Until recently most athletes took their eyesight for granted. But according to Dr. James Carlson, chairman of the American Optometric Association's Sports Vision Section, some 3,000 optometrists now work with athletes, from peewees to Olympians to pros.
The most obvious way that optometrists help is by prescribing aids for athletes to wear: corrective lenses, lenses tinted for various light conditions, goggles made of transparent polycarbonate for eye protection.
But beyond that, optometrists are also training athletes' visual systems to perform better. Dr. Alan Reichow, who works with at least 70 athletes each year at Pacific University in Forest Grove, Ore., says that although athletes generally see better than non-athletes, even they have room for improvement. "If an athlete is motivated and you challenge him with visual drills clearly relevant to his sport, his athletic performance will improve," says Reichow. "I have yet to see an exception."
Sports vision specialists still begin with the familiar eye-chart test, but this only gauges an athlete's static vision—the ability of a stationary person to see a stationary object. Going further, they also test the complementary skills in an athlete's visual system, from the ability to recognize a situation instantly and react to it swiftly, to the ability to shift focus quickly and accurately, or to track moving objects and judge their distance, speed and direction. In the new Vision Testing and Performance Laboratory at the U.S. Olympic Training Center in Colorado Springs, an athlete in a visually demanding sport like baseball may undergo as many as 45 different tests.
Next the optometrist supervises drills. His emphasis is twofold: to enhance the entire range of visual skills, and to correct any significant visual shortcomings.

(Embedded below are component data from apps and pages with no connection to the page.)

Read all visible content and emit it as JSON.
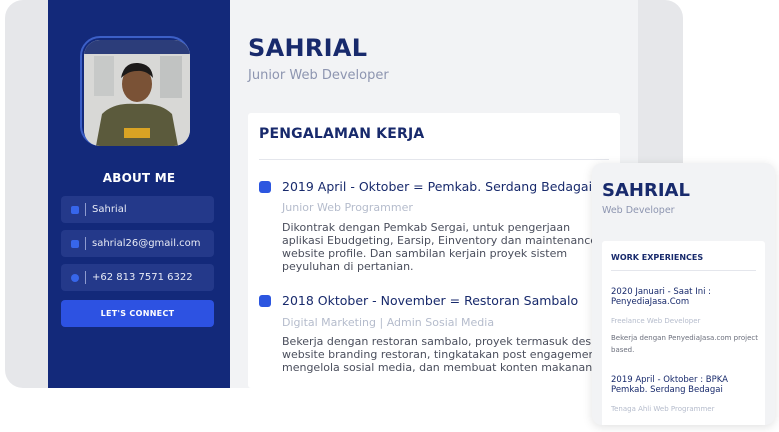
{
  "sidebar": {
    "about_title": "ABOUT ME",
    "name": "Sahrial",
    "email": "sahrial26@gmail.com",
    "phone": "+62 813 7571 6322",
    "connect_label": "LET'S CONNECT",
    "accent_color": "#2d52e2"
  },
  "main": {
    "name": "SAHRIAL",
    "role": "Junior Web Developer",
    "section_title": "PENGALAMAN KERJA",
    "experiences": [
      {
        "title": "2019 April - Oktober = Pemkab. Serdang Bedagai",
        "position": "Junior Web Programmer",
        "description": "Dikontrak dengan Pemkab Sergai, untuk pengerjaan aplikasi Ebudgeting, Earsip, Einventory dan maintenance website profile. Dan sambilan kerjain proyek sistem peyuluhan di pertanian."
      },
      {
        "title": "2018 Oktober - November = Restoran Sambalo",
        "position": "Digital Marketing | Admin Sosial Media",
        "description": "Bekerja dengan restoran sambalo, proyek termasuk design website branding restoran, tingkatakan post engagement, mengelola sosial media, dan membuat konten makanan."
      }
    ]
  },
  "preview": {
    "name": "SAHRIAL",
    "role": "Web Developer",
    "section_title": "WORK EXPERIENCES",
    "experiences": [
      {
        "title": "2020 Januari - Saat Ini : PenyediaJasa.Com",
        "position": "Freelance Web Developer",
        "description": "Bekerja dengan PenyediaJasa.com project based."
      },
      {
        "title": "2019 April - Oktober : BPKA Pemkab. Serdang Bedagai",
        "position": "Tenaga Ahli Web Programmer"
      }
    ]
  },
  "colors": {
    "navy": "#13297a",
    "heading": "#182a6c",
    "accent": "#2d52e2"
  }
}
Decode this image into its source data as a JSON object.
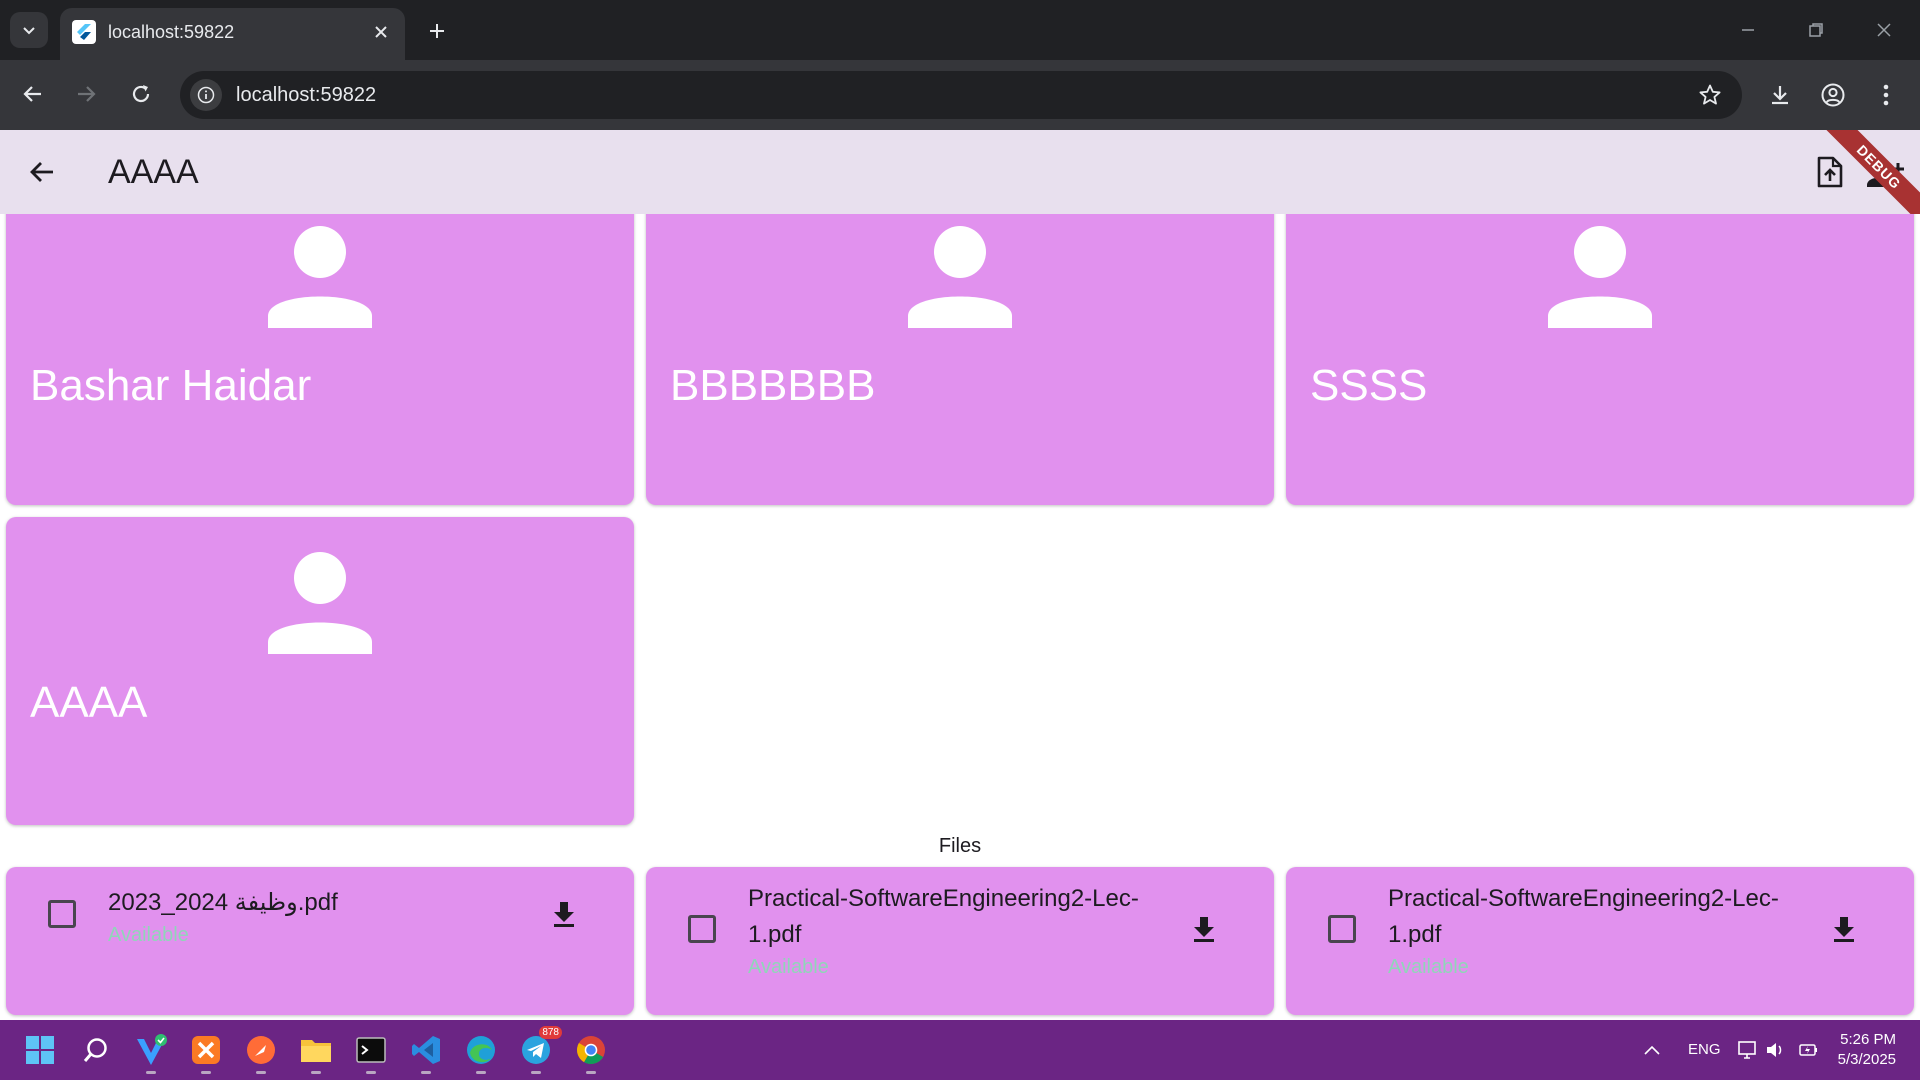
{
  "browser": {
    "tab_title": "localhost:59822",
    "url": "localhost:59822"
  },
  "app": {
    "title": "AAAA",
    "debug_banner": "DEBUG",
    "members": [
      {
        "name": "Bashar Haidar"
      },
      {
        "name": "BBBBBBB"
      },
      {
        "name": "SSSS"
      },
      {
        "name": "AAAA"
      }
    ],
    "files_heading": "Files",
    "files": [
      {
        "name": "2023_2024 وظيفة.pdf",
        "status": "Available",
        "checked": false
      },
      {
        "name": "Practical-SoftwareEngineering2-Lec-1.pdf",
        "status": "Available",
        "checked": false
      },
      {
        "name": "Practical-SoftwareEngineering2-Lec-1.pdf",
        "status": "Available",
        "checked": false
      }
    ]
  },
  "taskbar": {
    "apps": [
      "windows-start",
      "search",
      "vpn",
      "xampp",
      "postman",
      "file-explorer",
      "terminal",
      "vscode",
      "edge",
      "telegram",
      "chrome"
    ],
    "telegram_badge": "878",
    "language": "ENG",
    "time": "5:26 PM",
    "date": "5/3/2025"
  },
  "colors": {
    "card": "#e191ee",
    "app_bar": "#e8e0ee",
    "status_available": "#8fd6b8",
    "taskbar": "#6b2584"
  }
}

Dr. William Harrison of Laguna Beach, Calif., one of the first optometrists to work with athletes, gives three examples of how their needs and training can differ:
?"At the Kansas City Royals' baseball academy back in 1971, I examined an 18-year-old kid named George Brett. He had hit pretty well in rookie ball, but he had a serious handicap.
"Every time George blinked, that slight visual disruption caused him to have blurred or double vision for a split second afterward. He compensated by staring, and he walked around with eyes as big as silver dollars. But it was impossible to do this all through a game.
"I had him wear polarized glasses and use a vectogram—a device with two polarized pictures that you view at arm's length. George had to separate the pictures manually in various directions, while making his eyes and brain fuse them into one perfect, three-dimensional picture. After only two weeks of daily half-hour drills, his eyes worked so well together that blinking no longer impaired his vision.